[[ GIVEN ENTRIES open ]]

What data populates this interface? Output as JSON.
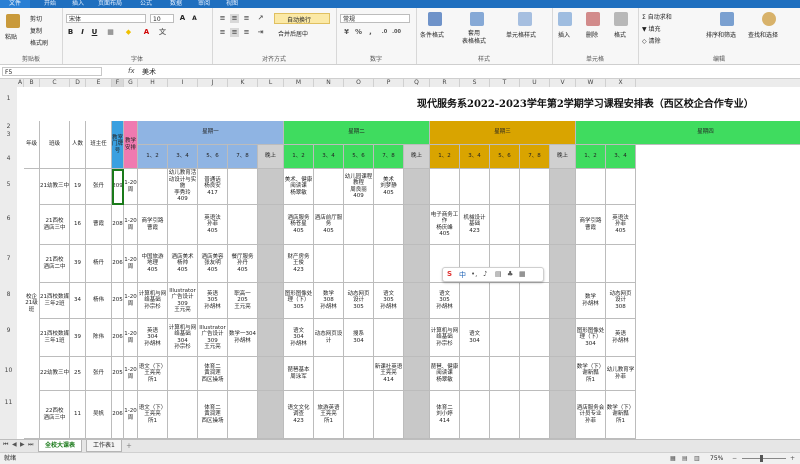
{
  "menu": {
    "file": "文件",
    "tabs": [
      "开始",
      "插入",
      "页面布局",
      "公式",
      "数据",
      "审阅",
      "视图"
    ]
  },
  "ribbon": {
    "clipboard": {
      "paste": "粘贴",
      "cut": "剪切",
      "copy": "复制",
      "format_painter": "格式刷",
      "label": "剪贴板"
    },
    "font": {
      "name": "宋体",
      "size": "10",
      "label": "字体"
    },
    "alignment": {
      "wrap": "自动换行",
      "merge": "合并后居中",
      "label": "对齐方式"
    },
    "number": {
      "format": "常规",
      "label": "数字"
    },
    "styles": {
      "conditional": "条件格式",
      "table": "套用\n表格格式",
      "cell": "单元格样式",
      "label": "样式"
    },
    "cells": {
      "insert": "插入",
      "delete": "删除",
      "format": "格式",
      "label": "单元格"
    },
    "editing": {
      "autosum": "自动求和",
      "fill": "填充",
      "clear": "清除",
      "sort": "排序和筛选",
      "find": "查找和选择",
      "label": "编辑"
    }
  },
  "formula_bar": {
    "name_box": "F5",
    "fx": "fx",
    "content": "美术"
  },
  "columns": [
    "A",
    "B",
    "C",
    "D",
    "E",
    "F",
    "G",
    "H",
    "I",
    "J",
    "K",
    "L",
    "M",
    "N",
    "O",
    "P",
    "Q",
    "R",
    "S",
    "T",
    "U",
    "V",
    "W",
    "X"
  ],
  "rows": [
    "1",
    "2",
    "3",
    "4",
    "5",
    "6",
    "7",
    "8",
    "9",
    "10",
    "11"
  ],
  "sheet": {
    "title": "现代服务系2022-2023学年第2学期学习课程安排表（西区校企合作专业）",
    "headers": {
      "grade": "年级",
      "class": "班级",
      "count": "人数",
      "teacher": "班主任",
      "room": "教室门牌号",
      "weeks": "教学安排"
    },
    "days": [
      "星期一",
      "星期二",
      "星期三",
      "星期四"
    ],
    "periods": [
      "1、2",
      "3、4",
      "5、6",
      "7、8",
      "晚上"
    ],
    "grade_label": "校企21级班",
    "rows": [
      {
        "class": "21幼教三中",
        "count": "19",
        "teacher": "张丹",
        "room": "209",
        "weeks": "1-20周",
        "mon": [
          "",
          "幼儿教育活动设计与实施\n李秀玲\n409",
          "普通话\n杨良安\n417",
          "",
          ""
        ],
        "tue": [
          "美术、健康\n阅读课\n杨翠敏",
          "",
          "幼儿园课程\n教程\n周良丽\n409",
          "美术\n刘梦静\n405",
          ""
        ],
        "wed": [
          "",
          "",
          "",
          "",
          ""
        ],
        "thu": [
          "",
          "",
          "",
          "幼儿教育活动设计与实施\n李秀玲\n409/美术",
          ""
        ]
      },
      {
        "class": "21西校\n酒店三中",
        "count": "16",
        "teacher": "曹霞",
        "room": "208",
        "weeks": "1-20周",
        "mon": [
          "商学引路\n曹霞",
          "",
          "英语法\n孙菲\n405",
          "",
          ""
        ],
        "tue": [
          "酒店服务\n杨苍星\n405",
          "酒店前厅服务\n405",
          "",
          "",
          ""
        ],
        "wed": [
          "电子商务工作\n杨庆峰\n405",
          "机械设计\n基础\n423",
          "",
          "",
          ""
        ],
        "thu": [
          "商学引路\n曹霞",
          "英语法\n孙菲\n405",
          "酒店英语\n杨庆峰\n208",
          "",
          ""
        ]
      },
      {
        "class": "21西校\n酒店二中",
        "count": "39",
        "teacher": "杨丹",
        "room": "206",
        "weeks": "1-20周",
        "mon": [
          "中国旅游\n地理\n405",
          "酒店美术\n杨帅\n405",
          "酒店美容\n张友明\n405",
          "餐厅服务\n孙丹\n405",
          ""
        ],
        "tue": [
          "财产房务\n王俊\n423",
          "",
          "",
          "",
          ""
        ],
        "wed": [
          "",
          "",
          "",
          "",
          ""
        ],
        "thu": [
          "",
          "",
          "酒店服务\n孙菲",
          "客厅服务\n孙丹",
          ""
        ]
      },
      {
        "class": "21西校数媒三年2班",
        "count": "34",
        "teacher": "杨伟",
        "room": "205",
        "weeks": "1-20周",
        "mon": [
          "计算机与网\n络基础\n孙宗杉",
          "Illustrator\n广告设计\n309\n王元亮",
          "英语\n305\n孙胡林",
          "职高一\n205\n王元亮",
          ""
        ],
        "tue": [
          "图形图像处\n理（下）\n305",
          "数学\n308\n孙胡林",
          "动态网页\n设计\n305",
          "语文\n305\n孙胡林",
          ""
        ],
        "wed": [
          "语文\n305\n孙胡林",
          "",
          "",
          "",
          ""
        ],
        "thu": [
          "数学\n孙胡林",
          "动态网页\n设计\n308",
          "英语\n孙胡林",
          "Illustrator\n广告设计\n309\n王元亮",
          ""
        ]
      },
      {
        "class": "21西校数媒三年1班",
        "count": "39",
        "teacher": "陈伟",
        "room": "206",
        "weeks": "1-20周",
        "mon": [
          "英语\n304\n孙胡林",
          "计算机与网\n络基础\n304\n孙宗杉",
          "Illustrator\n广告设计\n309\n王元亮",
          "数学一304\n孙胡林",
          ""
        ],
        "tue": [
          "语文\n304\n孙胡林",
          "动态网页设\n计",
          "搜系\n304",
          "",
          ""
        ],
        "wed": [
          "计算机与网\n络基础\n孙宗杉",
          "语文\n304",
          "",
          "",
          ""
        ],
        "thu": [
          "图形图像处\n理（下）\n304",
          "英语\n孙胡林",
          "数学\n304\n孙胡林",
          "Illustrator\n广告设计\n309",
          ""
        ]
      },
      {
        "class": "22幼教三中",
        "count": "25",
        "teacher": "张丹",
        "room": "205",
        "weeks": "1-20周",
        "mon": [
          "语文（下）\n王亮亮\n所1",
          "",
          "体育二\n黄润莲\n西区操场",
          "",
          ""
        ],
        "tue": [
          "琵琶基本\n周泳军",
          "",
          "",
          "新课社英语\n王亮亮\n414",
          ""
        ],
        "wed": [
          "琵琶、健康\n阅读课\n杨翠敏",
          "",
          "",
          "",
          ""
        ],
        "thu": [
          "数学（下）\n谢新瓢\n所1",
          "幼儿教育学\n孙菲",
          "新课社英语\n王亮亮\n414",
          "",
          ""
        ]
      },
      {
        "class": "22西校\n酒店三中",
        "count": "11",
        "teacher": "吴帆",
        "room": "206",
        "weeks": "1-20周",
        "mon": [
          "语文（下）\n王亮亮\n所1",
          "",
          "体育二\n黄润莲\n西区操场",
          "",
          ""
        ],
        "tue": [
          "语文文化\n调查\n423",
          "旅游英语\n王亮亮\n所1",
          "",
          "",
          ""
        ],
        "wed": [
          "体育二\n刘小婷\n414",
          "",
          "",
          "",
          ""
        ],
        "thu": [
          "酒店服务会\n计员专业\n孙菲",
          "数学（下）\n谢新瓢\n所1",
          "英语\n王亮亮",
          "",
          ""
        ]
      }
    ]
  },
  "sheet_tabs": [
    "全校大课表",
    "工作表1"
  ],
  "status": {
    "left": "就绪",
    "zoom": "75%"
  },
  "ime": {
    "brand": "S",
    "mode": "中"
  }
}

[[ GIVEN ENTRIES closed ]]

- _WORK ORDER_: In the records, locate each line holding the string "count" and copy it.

- _TASK SOLUTION_:
      "count": "人数",
        "count": "19",
        "count": "16",
        "count": "39",
        "count": "34",
        "count": "39",
        "count": "25",
        "count": "11",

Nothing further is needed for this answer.